#### Provided material
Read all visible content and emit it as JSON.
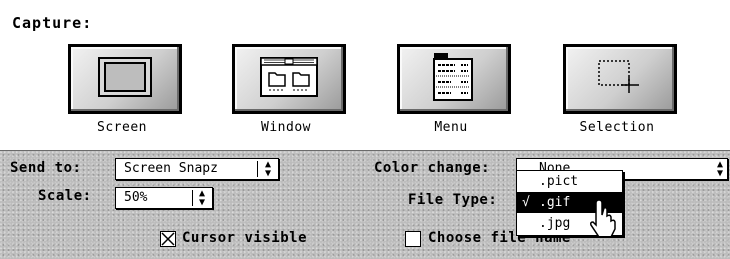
{
  "capture": {
    "title": "Capture:",
    "buttons": [
      {
        "label": "Screen",
        "icon": "screen-icon"
      },
      {
        "label": "Window",
        "icon": "window-icon"
      },
      {
        "label": "Menu",
        "icon": "menu-icon"
      },
      {
        "label": "Selection",
        "icon": "selection-icon"
      }
    ]
  },
  "options": {
    "send_to": {
      "label": "Send to:",
      "value": "Screen Snapz"
    },
    "scale": {
      "label": "Scale:",
      "value": "50%"
    },
    "color_change": {
      "label": "Color change:",
      "value": "None"
    },
    "file_type": {
      "label": "File Type:",
      "value": ".gif"
    },
    "cursor_visible": {
      "label": "Cursor visible",
      "checked": true
    },
    "choose_file_name": {
      "label": "Choose file name",
      "checked": false
    }
  },
  "file_type_menu": {
    "items": [
      {
        "label": ".pict",
        "checked": false,
        "highlighted": false
      },
      {
        "label": ".gif",
        "checked": true,
        "highlighted": true
      },
      {
        "label": ".jpg",
        "checked": false,
        "highlighted": false
      }
    ],
    "check_glyph": "√"
  },
  "colors": {
    "panel_gray": "#bcbcbc",
    "highlight": "#000000"
  }
}
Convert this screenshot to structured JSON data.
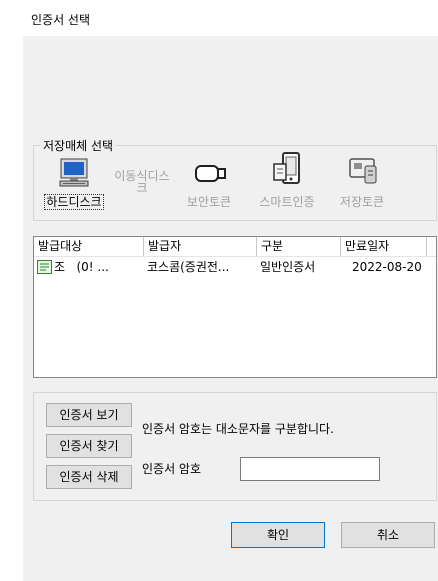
{
  "window": {
    "title": "인증서 선택"
  },
  "storage": {
    "legend": "저장매체 선택",
    "items": [
      {
        "label": "하드디스크",
        "state": "selected",
        "icon": "monitor-icon"
      },
      {
        "label": "이동식디스\n크",
        "state": "disabled",
        "icon": "removable-disk-icon"
      },
      {
        "label": "보안토큰",
        "state": "disabled",
        "icon": "usb-token-icon"
      },
      {
        "label": "스마트인증",
        "state": "disabled",
        "icon": "smartphone-icon"
      },
      {
        "label": "저장토큰",
        "state": "disabled",
        "icon": "storage-token-icon"
      }
    ]
  },
  "cert_table": {
    "columns": [
      "발급대상",
      "발급자",
      "구분",
      "만료일자"
    ],
    "rows": [
      {
        "subject": "조   (0! ...",
        "issuer": "코스콤(증권전...",
        "type": "일반인증서",
        "expiry": "2022-08-20",
        "icon": "certificate-icon"
      }
    ]
  },
  "actions": {
    "view": "인증서 보기",
    "find": "인증서 찾기",
    "delete": "인증서 삭제",
    "notice": "인증서 암호는 대소문자를 구분합니다.",
    "password_label": "인증서 암호",
    "password_value": ""
  },
  "footer": {
    "ok": "확인",
    "cancel": "취소"
  },
  "colors": {
    "accent": "#0078d7",
    "disabled_text": "#a0a0a0",
    "background": "#f0f0f0"
  }
}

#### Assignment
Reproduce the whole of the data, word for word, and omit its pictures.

#### Response for this exercise
Read all visible content and emit it as JSON.
{
  "capture": {
    "title": "Capture:",
    "buttons": [
      {
        "label": "Screen",
        "icon": "screen-icon"
      },
      {
        "label": "Window",
        "icon": "window-icon"
      },
      {
        "label": "Menu",
        "icon": "menu-icon"
      },
      {
        "label": "Selection",
        "icon": "selection-icon"
      }
    ]
  },
  "options": {
    "send_to": {
      "label": "Send to:",
      "value": "Screen Snapz"
    },
    "scale": {
      "label": "Scale:",
      "value": "50%"
    },
    "color_change": {
      "label": "Color change:",
      "value": "None"
    },
    "file_type": {
      "label": "File Type:",
      "value": ".gif"
    },
    "cursor_visible": {
      "label": "Cursor visible",
      "checked": true
    },
    "choose_file_name": {
      "label": "Choose file name",
      "checked": false
    }
  },
  "file_type_menu": {
    "items": [
      {
        "label": ".pict",
        "checked": false,
        "highlighted": false
      },
      {
        "label": ".gif",
        "checked": true,
        "highlighted": true
      },
      {
        "label": ".jpg",
        "checked": false,
        "highlighted": false
      }
    ],
    "check_glyph": "√"
  },
  "colors": {
    "panel_gray": "#bcbcbc",
    "highlight": "#000000"
  }
}
Convert this screenshot to structured JSON data.
{
  "window": {
    "title": "인증서 선택"
  },
  "storage": {
    "legend": "저장매체 선택",
    "items": [
      {
        "label": "하드디스크",
        "state": "selected",
        "icon": "monitor-icon"
      },
      {
        "label": "이동식디스\n크",
        "state": "disabled",
        "icon": "removable-disk-icon"
      },
      {
        "label": "보안토큰",
        "state": "disabled",
        "icon": "usb-token-icon"
      },
      {
        "label": "스마트인증",
        "state": "disabled",
        "icon": "smartphone-icon"
      },
      {
        "label": "저장토큰",
        "state": "disabled",
        "icon": "storage-token-icon"
      }
    ]
  },
  "cert_table": {
    "columns": [
      "발급대상",
      "발급자",
      "구분",
      "만료일자"
    ],
    "rows": [
      {
        "subject": "조   (0! ...",
        "issuer": "코스콤(증권전...",
        "type": "일반인증서",
        "expiry": "2022-08-20",
        "icon": "certificate-icon"
      }
    ]
  },
  "actions": {
    "view": "인증서 보기",
    "find": "인증서 찾기",
    "delete": "인증서 삭제",
    "notice": "인증서 암호는 대소문자를 구분합니다.",
    "password_label": "인증서 암호",
    "password_value": ""
  },
  "footer": {
    "ok": "확인",
    "cancel": "취소"
  },
  "colors": {
    "accent": "#0078d7",
    "disabled_text": "#a0a0a0",
    "background": "#f0f0f0"
  }
}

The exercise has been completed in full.